“Value-based purchasing is built on the premise that audit providers feeding them back information on their performance has been not sufficient,” says Ateev Mehrotra, MD, MPH, associate professor of healthcare policy and medicine at Harvard Medical School and a hospitalist at Beth Israel Deaconess Medical Center. In theory, if a physician were told he or she had performed poorly on a particular measure there would be a reaction and change, but he admits this is not supported by the evidence. For some reason, “audit and feedback” does not make too much of a difference with providers.
Arthur Vercillo, MD, FACS, regional president, Excellus Blue Cross Blue Shield, does not agree that providers were not influenced when presented with value-based practice data. He believes that although they initially resist changing how they practice, “When you look at the behavior later it does change.”
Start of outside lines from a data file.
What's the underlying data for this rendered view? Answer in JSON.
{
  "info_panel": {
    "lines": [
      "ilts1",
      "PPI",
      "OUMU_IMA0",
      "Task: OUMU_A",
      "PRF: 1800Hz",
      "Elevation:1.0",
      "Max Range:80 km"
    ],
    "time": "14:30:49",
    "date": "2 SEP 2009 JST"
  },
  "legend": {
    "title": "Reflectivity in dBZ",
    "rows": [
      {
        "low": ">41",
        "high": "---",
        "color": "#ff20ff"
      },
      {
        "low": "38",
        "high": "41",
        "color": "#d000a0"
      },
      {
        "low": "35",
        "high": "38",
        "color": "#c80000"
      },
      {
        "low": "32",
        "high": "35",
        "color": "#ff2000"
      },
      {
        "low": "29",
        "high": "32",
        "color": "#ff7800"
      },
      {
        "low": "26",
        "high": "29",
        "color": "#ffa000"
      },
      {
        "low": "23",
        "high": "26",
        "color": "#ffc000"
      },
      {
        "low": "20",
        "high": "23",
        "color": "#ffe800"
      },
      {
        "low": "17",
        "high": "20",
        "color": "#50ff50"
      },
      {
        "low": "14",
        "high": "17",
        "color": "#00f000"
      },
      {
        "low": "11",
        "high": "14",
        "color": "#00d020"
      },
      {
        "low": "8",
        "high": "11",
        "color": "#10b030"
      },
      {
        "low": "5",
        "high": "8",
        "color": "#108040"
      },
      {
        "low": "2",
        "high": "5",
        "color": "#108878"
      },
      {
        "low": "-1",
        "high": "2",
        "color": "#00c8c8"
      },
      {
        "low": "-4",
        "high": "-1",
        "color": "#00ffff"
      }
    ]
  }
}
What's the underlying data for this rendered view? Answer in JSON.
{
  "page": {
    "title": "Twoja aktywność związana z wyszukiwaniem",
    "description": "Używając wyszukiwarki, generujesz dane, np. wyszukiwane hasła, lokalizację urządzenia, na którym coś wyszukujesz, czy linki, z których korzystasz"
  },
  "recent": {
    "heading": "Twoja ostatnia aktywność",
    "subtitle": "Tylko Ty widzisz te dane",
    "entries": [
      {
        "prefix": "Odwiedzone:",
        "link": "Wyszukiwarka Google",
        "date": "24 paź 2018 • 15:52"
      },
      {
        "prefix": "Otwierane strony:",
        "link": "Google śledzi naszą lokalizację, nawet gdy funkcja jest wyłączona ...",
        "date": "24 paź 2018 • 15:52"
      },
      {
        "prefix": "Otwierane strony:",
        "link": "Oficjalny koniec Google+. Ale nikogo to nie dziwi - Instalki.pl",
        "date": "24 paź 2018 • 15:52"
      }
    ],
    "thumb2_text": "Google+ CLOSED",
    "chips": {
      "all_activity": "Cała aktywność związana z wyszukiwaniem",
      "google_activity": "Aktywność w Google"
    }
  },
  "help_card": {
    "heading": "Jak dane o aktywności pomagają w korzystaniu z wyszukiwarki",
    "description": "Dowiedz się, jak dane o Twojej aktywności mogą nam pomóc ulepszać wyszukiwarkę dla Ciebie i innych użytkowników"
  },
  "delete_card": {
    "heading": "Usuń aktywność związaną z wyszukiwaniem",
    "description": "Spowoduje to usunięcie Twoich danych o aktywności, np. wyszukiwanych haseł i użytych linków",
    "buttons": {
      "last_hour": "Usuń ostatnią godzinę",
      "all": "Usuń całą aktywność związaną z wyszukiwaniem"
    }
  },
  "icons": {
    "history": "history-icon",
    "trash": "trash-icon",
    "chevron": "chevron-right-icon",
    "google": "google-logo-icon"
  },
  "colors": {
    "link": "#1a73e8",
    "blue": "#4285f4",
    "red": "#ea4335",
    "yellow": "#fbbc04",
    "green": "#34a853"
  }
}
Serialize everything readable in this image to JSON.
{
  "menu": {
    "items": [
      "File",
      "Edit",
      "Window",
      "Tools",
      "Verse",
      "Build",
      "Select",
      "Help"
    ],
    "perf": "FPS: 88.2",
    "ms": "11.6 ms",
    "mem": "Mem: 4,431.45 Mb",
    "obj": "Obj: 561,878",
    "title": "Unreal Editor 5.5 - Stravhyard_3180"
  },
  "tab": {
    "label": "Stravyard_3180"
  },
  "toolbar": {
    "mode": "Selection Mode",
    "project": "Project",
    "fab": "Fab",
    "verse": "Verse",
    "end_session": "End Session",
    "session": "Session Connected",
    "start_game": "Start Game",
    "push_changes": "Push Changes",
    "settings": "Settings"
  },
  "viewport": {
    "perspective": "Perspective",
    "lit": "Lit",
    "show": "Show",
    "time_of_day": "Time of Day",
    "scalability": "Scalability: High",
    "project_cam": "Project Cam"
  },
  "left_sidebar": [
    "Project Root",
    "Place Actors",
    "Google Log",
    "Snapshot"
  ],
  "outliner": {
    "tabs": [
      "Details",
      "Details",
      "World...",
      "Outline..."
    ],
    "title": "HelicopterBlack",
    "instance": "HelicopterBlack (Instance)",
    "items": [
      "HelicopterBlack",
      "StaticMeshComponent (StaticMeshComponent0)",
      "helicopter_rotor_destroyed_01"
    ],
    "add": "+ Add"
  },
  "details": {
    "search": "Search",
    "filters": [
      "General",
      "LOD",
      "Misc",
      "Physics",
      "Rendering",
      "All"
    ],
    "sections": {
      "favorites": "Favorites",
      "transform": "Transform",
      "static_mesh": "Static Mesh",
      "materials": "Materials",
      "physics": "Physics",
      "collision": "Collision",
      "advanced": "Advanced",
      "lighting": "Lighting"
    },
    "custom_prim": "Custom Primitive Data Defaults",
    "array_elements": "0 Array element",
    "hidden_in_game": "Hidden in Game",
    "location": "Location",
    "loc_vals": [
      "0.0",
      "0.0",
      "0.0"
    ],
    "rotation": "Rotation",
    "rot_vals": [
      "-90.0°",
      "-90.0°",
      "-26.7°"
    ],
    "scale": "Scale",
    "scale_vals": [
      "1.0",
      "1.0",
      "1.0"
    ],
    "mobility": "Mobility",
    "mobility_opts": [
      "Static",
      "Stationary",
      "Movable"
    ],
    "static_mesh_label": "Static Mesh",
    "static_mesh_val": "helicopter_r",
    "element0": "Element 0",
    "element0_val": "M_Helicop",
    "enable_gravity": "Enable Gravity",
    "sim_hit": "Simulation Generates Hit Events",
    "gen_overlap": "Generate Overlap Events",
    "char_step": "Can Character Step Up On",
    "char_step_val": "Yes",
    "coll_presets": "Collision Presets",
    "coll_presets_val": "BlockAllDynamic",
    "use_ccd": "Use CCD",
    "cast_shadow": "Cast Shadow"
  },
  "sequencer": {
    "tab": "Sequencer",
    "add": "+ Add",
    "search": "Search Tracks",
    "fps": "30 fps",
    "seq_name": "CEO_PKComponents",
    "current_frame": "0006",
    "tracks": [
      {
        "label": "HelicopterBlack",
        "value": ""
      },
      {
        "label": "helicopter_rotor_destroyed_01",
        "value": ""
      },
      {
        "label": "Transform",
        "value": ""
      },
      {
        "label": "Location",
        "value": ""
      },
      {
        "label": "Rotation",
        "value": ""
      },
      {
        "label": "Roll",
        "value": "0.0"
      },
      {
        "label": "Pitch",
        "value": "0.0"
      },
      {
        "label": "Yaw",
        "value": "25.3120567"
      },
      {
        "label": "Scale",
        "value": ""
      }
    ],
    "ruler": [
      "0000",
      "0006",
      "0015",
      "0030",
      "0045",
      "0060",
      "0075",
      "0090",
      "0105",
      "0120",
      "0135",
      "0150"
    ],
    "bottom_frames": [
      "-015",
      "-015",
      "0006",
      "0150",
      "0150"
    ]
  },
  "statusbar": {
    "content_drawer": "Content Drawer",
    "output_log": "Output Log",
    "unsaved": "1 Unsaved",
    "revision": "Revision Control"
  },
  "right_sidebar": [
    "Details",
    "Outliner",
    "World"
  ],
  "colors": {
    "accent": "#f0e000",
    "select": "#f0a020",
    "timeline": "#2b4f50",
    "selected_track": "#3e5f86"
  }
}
According to Francois de Brantes, MS, MBA, executive director of the Healthcare Incentives Improvement Institute, providing appropriate feedback to providers is now no longer a luxury but a necessity. He cites the example of a group of orthopedic surgeons who were shown their performance data as part of a value-based purchasing program—their basic takeaway was, “All those non—evidence-based things that we knew we shouldn’t do, we finally have a reason not to do.” Mr de Brantes added that many payers have driven incentives against professionalism for decades, “and they are beginning to realize that it may not be a good idea.”